    (tags: ubicomp)
  • It seems contradictory to say, in the face of frequent complaints about information overload, that more information could be encalming. It seems almost nonsensical to say that the way to become attuned to more information is to attend to it less. It is these apparently bizarre features that may account for why so few designs properly take into account center and periphery to achieve an increased sense of locatedness. But such designs are crucial as we move into the era of ubiquitous computing. As we learn to design calm technology, we will enrich not only our space of artifacts, but also our opportunities for being with other people. When our world is filled with interconnected, imbedded computers, calm technology will play a central role in a more humanly empowered twenty-first century.

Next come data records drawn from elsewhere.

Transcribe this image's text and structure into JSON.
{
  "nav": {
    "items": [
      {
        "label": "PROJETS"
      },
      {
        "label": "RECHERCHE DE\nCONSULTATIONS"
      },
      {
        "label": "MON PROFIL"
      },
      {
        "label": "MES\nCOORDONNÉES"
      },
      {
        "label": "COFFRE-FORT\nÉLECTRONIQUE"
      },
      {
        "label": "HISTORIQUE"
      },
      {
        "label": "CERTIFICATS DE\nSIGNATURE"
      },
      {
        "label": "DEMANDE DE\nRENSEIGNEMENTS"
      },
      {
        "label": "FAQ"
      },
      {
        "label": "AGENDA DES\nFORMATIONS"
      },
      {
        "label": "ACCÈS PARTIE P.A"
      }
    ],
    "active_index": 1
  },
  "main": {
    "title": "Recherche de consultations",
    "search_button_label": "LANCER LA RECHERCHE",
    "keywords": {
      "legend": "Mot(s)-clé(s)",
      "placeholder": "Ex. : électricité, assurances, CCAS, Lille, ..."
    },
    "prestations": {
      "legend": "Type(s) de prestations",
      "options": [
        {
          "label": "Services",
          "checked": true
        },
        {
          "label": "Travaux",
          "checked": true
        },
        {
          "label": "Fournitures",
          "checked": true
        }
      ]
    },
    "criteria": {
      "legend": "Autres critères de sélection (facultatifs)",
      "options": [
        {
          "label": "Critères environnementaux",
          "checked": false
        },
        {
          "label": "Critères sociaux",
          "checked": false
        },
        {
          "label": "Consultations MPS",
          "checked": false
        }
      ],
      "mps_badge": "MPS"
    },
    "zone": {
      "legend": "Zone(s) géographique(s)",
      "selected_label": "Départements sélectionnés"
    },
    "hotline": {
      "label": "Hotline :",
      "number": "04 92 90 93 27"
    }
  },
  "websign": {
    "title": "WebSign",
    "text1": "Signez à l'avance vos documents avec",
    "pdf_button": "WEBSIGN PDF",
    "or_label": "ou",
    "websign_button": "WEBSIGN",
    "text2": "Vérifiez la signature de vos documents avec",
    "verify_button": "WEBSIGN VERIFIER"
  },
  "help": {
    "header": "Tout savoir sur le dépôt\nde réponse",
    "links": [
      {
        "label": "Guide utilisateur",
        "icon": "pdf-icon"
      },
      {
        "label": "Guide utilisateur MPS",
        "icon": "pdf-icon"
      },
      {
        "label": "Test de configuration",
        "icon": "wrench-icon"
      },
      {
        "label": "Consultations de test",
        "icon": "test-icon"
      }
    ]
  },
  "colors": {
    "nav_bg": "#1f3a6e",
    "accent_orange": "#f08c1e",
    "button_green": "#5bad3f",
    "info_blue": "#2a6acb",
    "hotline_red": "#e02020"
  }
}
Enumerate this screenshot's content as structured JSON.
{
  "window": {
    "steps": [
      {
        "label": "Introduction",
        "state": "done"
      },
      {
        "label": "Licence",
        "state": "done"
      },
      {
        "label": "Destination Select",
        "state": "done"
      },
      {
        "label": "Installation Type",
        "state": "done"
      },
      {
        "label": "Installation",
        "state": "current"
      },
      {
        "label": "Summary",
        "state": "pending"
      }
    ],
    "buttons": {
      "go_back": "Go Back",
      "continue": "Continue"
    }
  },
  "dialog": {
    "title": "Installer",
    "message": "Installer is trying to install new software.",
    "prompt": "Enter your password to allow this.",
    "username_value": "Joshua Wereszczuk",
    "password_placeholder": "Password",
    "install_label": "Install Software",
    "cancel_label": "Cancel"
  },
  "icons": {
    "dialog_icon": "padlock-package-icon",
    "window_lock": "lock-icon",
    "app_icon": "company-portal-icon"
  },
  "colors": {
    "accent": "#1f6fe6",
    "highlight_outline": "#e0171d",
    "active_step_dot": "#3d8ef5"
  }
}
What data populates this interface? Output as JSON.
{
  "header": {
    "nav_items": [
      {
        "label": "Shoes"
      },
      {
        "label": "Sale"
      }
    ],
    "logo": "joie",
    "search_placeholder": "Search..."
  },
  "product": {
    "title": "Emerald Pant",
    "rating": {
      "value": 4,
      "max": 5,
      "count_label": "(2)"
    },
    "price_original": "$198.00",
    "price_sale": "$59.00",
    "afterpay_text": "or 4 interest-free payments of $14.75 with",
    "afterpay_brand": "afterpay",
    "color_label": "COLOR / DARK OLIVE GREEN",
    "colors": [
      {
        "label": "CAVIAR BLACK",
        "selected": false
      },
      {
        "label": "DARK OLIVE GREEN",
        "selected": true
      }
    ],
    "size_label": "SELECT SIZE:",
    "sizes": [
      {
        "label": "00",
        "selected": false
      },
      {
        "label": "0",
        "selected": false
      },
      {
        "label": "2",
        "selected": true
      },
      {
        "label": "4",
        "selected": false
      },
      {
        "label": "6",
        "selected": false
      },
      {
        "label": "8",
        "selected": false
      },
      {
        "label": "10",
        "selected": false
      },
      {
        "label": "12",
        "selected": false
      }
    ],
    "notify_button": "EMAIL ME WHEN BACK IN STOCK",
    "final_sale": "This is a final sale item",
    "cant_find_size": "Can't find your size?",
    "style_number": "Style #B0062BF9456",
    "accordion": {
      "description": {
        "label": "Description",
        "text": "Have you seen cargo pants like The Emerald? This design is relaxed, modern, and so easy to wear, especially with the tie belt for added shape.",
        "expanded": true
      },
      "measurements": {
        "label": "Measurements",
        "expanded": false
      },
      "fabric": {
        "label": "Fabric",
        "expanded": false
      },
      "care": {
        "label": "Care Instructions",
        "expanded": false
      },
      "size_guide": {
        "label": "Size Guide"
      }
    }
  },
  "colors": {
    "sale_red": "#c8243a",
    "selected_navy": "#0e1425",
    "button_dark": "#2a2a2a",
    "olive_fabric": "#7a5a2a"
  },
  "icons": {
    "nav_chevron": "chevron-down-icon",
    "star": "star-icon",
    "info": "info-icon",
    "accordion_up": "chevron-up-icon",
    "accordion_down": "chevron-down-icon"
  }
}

  • News from before the Irish became white: “US historians trying to uncover a mystery surrounding the mass death of 57 Irish immigrants nearly 180 years ago, have found evidence they may have been murdered. Previously it had been thought the group — they died within weeks of starting gruelling work on the Philadelphia and Columbia railroad in 1832 — were cholera victims. However, four skulls unearthed from the mass grave suggest the men suffered blows to the head and at least one may have been shot in an outpouring of anti-Irish violence.”
    (tags: history)
  • It was a primitive trip with a sophisticated goal: to understand how heavy use of digital devices and other technology changes how we think and behave, and how a retreat into nature might reverse those effects.
[To the tune of Miles Davis, “Amandla,” from the album Amandla (a 1-star song, imo).]